== Assignment ==
What is the number of lines below that hold "data"? Answer with that number only.

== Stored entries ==
#####

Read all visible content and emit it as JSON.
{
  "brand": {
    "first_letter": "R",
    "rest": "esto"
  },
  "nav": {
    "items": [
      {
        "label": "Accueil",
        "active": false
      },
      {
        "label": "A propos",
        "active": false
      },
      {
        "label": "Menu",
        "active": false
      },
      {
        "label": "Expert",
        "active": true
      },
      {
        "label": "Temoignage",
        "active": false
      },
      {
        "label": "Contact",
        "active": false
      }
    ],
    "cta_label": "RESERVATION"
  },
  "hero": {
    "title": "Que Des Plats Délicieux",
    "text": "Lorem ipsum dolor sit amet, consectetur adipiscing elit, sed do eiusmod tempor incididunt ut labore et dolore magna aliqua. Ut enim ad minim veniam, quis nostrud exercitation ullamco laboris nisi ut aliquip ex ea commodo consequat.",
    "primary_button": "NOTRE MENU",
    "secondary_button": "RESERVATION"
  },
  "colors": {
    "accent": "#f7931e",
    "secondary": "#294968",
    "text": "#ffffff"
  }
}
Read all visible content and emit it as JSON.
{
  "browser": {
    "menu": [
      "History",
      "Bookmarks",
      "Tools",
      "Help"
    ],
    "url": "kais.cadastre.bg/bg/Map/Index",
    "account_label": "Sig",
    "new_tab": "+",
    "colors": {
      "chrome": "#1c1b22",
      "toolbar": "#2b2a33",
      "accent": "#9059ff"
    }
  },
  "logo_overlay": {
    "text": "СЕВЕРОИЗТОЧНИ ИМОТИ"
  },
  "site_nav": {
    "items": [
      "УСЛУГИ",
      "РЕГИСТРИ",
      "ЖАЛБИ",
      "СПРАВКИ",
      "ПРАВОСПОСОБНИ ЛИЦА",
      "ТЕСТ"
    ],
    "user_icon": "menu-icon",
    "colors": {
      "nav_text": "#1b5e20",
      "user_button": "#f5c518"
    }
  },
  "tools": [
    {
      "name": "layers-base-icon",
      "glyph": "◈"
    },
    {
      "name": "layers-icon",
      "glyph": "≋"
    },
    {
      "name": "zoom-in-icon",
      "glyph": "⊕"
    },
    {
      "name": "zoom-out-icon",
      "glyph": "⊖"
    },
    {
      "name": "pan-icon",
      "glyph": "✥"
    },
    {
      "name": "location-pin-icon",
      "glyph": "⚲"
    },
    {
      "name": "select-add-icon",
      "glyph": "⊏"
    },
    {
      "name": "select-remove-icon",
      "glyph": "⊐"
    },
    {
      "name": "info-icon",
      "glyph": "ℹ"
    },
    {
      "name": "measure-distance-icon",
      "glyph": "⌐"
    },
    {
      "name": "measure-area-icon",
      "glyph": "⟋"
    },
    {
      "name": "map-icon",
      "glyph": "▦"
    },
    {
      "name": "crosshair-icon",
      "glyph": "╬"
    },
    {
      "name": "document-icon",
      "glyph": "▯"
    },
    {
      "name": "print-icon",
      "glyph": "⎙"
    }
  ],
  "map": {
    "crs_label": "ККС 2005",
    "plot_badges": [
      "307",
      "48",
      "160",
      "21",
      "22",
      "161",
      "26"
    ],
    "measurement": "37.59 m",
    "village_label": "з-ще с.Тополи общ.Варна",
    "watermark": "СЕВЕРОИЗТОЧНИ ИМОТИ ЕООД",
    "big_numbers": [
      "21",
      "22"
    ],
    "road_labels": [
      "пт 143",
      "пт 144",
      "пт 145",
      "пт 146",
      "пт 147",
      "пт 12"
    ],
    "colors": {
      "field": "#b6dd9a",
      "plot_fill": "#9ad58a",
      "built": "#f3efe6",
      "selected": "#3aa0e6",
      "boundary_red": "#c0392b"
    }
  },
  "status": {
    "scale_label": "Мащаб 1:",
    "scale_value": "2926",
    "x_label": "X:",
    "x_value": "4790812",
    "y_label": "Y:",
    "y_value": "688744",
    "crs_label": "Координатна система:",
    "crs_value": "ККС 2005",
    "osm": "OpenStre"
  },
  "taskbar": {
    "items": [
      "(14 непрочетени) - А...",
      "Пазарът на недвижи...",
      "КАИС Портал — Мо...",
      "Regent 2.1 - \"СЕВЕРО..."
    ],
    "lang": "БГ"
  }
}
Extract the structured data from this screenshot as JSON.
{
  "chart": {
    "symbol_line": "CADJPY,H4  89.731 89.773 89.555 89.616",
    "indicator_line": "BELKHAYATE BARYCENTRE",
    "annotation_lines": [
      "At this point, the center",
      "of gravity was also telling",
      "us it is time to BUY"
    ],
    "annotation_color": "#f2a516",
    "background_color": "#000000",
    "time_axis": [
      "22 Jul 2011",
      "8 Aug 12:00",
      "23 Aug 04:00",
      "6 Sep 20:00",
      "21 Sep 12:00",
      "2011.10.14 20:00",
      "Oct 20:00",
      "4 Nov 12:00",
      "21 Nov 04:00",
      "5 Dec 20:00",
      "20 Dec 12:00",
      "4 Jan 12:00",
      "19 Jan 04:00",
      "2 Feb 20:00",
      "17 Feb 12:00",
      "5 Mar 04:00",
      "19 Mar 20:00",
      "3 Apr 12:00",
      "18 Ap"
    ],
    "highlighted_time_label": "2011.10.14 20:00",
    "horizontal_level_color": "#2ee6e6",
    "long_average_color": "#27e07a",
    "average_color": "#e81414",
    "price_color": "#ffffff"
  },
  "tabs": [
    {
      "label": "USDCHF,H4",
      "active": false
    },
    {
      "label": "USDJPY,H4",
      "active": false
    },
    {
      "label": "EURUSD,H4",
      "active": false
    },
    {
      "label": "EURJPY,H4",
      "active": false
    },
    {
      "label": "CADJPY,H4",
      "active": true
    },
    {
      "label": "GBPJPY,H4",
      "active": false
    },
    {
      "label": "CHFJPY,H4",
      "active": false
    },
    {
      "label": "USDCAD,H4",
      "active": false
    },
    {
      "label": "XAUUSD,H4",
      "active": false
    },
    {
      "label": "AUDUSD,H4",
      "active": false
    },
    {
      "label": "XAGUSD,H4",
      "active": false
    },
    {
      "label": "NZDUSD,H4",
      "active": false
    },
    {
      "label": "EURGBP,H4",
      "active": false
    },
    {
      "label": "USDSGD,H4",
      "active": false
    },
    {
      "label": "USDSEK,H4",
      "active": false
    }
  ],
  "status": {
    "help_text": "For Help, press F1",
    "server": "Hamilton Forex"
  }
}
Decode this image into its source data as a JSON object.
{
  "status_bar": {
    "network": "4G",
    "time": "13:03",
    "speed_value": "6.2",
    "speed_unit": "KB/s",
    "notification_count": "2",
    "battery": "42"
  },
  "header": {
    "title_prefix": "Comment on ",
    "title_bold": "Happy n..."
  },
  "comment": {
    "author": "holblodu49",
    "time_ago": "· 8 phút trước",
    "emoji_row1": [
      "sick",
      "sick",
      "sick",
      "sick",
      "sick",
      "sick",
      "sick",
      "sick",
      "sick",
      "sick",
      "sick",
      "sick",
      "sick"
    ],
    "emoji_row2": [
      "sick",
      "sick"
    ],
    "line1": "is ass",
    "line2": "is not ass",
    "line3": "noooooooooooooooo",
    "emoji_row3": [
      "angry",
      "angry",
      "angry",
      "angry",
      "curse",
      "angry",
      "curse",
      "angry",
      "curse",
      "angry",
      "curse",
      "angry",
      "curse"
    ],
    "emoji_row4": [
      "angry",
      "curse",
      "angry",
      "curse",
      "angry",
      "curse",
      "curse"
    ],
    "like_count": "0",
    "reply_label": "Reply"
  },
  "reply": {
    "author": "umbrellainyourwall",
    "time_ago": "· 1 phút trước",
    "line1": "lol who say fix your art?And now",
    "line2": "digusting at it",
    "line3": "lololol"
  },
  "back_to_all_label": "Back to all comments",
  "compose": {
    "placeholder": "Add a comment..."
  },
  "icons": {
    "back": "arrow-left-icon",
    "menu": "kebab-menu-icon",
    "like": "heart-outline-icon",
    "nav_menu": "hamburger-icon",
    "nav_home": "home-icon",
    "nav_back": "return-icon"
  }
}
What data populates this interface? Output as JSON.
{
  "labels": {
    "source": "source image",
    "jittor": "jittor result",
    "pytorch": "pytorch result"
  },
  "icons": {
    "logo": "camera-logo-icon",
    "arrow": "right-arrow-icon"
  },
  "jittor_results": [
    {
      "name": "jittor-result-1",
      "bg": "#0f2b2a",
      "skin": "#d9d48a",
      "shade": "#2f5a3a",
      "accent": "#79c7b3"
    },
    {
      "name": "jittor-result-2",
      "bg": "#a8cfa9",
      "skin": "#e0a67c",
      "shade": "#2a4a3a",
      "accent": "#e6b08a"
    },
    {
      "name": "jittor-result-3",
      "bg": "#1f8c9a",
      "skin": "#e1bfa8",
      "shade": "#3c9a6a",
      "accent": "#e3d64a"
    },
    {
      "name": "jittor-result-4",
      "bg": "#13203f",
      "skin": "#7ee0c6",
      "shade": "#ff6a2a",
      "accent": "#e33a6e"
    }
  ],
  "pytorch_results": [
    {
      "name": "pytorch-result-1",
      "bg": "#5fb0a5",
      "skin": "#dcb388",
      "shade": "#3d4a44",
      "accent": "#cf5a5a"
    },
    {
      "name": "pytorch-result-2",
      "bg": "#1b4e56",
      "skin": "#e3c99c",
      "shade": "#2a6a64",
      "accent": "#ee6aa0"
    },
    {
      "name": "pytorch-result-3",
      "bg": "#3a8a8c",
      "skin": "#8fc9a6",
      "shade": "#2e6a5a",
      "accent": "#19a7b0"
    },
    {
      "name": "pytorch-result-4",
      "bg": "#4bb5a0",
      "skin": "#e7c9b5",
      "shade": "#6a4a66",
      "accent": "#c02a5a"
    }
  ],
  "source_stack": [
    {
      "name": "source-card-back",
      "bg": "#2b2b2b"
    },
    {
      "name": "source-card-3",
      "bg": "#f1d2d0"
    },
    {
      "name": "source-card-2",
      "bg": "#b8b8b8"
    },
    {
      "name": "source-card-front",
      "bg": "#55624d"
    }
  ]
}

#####

== Expected answer ==
3